During his press conference in Indianapolis on Thursday, Pagano defined Richardson as a "rolling ball of butcher knives" and that the team didn't bring him on board to take up space on the sidelines.
Nobody else on the Colts roster will be under a bigger microscope this weekend than the newly-acquired all-purpose running back. The ex-Alabama star will be the team's starter in the backfield on Sunday, giving him less than five days to learn some of the Colts' offense and be ready to play against the 49ers. Richardson's ability to run the football, catch out of the backfield, and excel in pass protection will be a valuable asset to the Colts, but many wondered how much he would factor in to the game plan for this week with little preparation time. Pagano put these concerns immediately to rest, stating that the team didn't acquire him to "be the water boy" and he'd be set to start against San Francisco.

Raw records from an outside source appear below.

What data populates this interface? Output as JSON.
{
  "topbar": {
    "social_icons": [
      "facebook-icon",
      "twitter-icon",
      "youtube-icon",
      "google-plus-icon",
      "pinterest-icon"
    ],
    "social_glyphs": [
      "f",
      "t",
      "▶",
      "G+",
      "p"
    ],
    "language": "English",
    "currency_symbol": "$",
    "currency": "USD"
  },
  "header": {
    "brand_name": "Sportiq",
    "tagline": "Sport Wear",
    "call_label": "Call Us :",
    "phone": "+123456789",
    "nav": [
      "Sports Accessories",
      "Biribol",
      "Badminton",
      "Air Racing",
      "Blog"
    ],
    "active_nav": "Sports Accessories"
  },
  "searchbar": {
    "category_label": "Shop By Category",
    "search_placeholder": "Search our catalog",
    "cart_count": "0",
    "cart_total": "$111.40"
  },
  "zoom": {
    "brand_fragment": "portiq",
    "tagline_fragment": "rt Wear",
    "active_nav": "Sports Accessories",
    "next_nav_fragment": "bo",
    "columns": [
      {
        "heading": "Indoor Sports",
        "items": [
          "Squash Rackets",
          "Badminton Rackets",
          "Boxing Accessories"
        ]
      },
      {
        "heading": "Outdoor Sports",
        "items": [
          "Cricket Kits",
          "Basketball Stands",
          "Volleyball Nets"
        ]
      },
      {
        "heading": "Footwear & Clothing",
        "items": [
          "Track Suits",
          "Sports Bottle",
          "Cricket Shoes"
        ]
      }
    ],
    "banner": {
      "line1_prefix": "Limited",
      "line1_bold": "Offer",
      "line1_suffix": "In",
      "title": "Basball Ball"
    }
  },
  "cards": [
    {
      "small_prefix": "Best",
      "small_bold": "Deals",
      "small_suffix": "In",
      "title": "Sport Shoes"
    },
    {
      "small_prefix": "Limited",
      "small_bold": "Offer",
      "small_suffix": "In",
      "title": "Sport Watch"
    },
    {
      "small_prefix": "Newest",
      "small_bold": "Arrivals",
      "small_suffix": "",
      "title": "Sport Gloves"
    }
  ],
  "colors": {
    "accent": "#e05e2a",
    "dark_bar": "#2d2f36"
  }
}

With Ballard out for the year and Ahmad Bradshaw being an injury risk, it's not surprising that Indianapolis plans to utilize Richardson as much as possible out of the gate. Jim Irsay traded away a coveted first-round pick for his services, so he'll be expected to contribute right away regardless of practice time. After seeing Seattle's Marshawn Lynch enjoy great success last week against a normally stout 49ers defense, Pep Hamilton would be smart to run the ball early and often on Sunday. If Richardson can break a few big runs early, it will open up opportunities for play action and could serve as an extra security blanket for keeping pressure off of Luck in passing situations. Considering the mediocre play up front to this point, anything to keep Luck upright remains a positive. As long as Indianapolis stays between the tackles and doesn't try to outrun a speedy San Francisco defense to the outside, the team can enjoy success in the run game this weekend.
Hamilton should also look to exploit San Francisco's over-aggressive tendencies by using Richardson as a receiver as well. Seattle didn't have great success passing the football last Sunday night, but on two different occasions, Lynch vacated the backfield and the 49ers completely ignored him as a receiver. In both situations, Russell Wilson hit Lynch for big plays, including one going for a literal walk-in touchdown. Based on film and tendencies, Harbaugh's team most likely wouldn't expect much out of the Colts running backs on pass plays other than staying in as extra blockers. Richardson gives Indianapolis options it didn't have prior to his arrival, and the coaches should look to take advantage of that right away regardless of how much practice time he has had with the club.